If you choose Christ, you will often have to forgo honour, convenience, money, and other forms of creaturely comforts. And in place of that you may have shame, reproach, persecution, and possibly even prison and death.

We can choose to avoid the suffering. Professing believers who are not in Christ will always choose to avoid the suffering.

In the Gospel of John, chapter 12 we are told that many of the chief rulers of the Jews believed in the Lord Jesus Christ. But were they true believers? Look at what John says:

“…among the chief rulers also many believed on him; but because of the Pharisees they did not confess him, lest they should be put out of the synagogue: 43 For they loved the praise of men more than the praise of God” (Jn 12:42-43).

Did the chief rulers become joint-heirs with Christ? I don’t know, but do you not think John leaves us with very strong doubt that they did. They love the praises of men more than the praise of God. They were not willing to suffer for Christ by confessing Him. Could they be true believers? It is very doubtful, is it not?

By contrast the apostles, we are told, rejoiced that “they were counted worthy to suffer shame for [Christ’s] name” (Acts 5:39). We have no doubt by their testimony that they are joint-heirs with Christ!

Yes, true Christians will also be tempted to choose to avoid the suffering. Who would not be?

But if we persistently choose to avoid suffering for Christ’s sake, we are not of Christ. We are not joint-heirs with him. We will not be glorified with Christ. This is what Paul is telling us.

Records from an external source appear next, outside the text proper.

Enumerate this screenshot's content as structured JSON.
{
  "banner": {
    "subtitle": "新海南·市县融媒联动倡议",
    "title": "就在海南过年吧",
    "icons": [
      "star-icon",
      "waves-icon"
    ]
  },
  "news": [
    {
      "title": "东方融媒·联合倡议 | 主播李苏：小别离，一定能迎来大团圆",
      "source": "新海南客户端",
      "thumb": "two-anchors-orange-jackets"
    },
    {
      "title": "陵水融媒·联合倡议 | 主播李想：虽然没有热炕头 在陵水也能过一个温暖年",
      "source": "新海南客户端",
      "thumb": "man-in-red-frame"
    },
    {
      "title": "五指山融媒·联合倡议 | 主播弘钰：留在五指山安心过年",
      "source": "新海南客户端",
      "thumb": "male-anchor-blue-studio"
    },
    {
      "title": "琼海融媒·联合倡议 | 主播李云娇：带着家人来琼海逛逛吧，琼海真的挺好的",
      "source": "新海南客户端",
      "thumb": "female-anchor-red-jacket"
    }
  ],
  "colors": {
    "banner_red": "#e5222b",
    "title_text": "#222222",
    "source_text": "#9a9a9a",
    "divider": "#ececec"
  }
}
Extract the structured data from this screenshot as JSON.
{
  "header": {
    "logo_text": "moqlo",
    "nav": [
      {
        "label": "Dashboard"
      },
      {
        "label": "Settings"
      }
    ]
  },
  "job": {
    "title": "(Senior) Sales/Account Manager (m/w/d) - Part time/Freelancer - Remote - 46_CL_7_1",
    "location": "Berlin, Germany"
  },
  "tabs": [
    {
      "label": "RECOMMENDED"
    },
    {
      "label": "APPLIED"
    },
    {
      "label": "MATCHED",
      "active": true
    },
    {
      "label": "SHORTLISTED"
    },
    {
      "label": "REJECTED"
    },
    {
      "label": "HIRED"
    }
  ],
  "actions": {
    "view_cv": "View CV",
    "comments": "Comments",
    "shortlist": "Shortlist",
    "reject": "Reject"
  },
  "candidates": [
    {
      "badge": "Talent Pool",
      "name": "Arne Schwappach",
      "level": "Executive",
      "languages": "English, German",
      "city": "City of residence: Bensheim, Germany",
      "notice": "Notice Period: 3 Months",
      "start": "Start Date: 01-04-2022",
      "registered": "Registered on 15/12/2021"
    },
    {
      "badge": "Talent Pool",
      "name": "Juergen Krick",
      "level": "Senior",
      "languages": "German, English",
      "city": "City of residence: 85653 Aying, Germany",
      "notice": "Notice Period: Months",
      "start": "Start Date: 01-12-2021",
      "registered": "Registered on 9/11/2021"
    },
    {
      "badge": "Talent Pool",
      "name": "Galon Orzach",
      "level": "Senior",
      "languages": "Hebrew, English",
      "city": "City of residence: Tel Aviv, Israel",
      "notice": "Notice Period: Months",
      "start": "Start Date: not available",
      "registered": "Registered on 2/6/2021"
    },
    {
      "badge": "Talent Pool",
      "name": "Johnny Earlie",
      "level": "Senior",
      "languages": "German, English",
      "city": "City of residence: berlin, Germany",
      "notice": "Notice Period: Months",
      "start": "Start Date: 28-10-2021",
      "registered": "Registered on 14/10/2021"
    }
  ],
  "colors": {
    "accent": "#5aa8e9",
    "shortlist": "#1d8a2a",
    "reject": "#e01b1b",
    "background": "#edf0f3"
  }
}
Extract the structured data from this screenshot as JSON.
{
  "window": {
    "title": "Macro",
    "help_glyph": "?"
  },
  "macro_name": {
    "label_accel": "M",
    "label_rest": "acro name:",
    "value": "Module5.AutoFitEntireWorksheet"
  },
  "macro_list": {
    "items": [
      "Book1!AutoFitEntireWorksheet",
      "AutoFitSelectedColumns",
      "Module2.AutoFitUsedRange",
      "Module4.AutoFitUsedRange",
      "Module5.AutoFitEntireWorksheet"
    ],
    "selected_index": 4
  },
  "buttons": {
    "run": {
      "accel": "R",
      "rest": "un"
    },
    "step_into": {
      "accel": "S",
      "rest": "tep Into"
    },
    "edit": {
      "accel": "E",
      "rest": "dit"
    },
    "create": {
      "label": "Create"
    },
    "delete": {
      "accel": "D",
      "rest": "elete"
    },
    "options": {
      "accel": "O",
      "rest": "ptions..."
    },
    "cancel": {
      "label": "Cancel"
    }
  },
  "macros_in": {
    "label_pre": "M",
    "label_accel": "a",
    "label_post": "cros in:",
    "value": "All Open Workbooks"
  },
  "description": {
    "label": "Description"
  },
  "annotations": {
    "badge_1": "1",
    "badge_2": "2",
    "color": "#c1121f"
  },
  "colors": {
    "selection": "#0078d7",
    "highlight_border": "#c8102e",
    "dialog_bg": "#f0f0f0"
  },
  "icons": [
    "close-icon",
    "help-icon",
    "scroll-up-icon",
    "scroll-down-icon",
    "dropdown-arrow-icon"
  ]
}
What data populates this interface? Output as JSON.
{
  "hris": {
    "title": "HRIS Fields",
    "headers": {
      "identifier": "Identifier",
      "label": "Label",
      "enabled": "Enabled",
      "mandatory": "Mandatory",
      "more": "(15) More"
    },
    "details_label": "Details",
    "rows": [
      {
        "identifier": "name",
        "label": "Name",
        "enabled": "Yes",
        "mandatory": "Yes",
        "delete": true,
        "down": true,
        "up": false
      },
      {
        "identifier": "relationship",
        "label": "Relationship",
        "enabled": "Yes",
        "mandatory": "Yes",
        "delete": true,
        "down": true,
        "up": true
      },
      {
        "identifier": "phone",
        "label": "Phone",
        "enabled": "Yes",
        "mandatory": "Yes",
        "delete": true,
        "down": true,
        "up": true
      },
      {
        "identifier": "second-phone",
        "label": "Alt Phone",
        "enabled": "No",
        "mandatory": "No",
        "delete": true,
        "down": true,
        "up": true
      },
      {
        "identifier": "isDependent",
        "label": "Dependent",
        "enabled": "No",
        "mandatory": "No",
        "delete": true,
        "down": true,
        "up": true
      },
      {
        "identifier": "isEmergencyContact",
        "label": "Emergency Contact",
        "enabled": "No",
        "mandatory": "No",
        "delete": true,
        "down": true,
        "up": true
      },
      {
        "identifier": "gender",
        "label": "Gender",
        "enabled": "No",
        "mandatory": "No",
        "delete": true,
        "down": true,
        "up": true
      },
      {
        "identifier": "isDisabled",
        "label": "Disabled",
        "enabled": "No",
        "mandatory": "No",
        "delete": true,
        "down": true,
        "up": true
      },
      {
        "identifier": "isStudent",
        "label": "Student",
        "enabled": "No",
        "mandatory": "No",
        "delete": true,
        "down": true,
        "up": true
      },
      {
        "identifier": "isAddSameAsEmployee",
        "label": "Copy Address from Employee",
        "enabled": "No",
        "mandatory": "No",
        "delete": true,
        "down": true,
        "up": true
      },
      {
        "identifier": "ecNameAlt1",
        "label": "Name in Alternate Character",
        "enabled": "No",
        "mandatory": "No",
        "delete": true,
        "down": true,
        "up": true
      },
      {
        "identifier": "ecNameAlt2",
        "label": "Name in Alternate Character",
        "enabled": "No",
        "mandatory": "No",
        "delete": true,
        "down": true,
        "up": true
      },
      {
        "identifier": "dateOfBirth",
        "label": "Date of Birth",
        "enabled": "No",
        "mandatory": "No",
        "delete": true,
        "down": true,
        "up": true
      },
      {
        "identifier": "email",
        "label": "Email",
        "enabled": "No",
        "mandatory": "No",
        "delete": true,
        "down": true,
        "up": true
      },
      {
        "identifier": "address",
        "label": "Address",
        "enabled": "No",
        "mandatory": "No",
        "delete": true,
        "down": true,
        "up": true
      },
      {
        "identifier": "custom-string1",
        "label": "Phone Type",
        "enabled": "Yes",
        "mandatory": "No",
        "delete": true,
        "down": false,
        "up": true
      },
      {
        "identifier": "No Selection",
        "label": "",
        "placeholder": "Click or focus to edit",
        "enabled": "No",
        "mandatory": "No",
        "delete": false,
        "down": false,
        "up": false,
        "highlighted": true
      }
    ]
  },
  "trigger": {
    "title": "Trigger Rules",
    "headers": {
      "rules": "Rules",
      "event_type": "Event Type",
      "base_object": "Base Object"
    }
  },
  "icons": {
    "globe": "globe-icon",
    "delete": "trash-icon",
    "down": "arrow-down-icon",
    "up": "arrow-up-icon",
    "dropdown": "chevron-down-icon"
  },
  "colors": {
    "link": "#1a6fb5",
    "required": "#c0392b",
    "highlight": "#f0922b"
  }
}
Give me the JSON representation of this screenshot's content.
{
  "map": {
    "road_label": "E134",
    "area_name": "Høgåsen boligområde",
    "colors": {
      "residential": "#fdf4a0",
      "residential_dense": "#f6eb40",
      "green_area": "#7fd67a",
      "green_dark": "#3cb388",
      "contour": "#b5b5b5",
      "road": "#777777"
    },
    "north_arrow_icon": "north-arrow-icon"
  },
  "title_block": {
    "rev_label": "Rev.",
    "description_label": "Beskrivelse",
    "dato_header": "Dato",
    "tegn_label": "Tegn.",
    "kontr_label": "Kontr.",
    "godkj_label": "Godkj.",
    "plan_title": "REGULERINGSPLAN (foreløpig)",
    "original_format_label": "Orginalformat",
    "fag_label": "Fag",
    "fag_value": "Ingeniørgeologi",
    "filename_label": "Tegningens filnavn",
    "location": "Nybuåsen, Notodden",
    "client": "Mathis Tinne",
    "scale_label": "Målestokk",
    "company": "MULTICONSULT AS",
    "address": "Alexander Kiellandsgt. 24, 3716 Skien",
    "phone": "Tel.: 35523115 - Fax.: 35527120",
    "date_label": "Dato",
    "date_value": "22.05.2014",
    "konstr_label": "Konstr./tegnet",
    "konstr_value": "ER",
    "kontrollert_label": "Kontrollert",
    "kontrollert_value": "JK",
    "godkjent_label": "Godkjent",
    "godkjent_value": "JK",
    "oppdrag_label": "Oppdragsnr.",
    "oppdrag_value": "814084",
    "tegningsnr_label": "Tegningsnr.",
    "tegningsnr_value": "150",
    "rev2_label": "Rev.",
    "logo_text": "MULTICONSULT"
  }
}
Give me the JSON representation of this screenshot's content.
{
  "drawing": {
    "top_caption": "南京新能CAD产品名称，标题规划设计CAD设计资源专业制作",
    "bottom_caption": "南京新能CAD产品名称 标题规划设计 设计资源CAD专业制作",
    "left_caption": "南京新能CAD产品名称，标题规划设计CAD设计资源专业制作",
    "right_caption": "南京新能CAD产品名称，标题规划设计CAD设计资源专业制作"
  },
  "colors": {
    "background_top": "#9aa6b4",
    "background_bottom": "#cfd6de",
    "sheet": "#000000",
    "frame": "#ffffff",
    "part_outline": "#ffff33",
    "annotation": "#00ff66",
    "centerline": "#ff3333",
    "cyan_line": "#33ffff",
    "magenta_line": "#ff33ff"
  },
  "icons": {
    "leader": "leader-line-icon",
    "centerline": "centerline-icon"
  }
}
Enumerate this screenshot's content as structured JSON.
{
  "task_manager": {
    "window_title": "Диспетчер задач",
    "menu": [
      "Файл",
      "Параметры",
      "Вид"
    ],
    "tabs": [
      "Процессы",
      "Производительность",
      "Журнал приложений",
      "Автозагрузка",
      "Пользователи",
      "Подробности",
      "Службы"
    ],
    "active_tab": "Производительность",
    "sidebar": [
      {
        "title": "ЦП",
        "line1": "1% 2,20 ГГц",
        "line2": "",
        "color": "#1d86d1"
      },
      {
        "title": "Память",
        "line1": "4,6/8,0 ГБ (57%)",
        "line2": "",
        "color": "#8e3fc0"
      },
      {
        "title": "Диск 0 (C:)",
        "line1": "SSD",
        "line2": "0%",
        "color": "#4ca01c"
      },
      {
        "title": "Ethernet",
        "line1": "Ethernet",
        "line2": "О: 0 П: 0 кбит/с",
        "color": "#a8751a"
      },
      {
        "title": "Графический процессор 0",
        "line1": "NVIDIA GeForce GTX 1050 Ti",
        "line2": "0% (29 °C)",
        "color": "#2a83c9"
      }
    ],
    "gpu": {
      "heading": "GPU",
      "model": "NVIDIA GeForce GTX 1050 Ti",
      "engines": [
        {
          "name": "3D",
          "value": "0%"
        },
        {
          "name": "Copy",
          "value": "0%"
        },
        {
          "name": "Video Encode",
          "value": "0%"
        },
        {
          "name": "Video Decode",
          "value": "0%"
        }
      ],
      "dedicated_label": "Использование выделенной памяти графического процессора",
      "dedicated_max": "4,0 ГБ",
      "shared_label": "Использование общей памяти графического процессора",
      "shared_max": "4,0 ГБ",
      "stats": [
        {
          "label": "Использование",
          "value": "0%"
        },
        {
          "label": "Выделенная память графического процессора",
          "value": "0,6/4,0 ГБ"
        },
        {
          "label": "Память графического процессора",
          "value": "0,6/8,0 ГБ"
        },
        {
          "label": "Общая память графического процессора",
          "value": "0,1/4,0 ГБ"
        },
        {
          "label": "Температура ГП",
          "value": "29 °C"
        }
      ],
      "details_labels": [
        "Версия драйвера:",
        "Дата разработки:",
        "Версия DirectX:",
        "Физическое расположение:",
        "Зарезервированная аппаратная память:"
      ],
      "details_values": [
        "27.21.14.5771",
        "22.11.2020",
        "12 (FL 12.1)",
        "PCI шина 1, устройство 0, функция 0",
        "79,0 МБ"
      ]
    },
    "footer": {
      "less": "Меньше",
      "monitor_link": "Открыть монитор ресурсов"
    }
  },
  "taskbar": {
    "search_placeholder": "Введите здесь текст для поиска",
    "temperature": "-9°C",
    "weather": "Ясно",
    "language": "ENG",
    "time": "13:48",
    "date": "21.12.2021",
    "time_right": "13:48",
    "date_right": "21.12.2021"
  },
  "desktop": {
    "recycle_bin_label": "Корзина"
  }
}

That is not to say that a true child of God will never sinfully avoid the suffering of Christ. The apostle Peter chose the honour of man rather than the reproach of Christ. But he did not continue in that way. When he had fallen, he repented of his sin. And then he chose the way of suffering that led him to the cross. Tradition had it that he was crucified upside down.

Which of us has never been unfaithful? But if you persistently choose to avoid the suffering of Christ, then you are not walking in the way of life everlasting. You are not of Christ. You will not be glorified with Him!

But what encouragement do we have to suffer for Christ?

…to be Continued Next Issue

—JJ Lim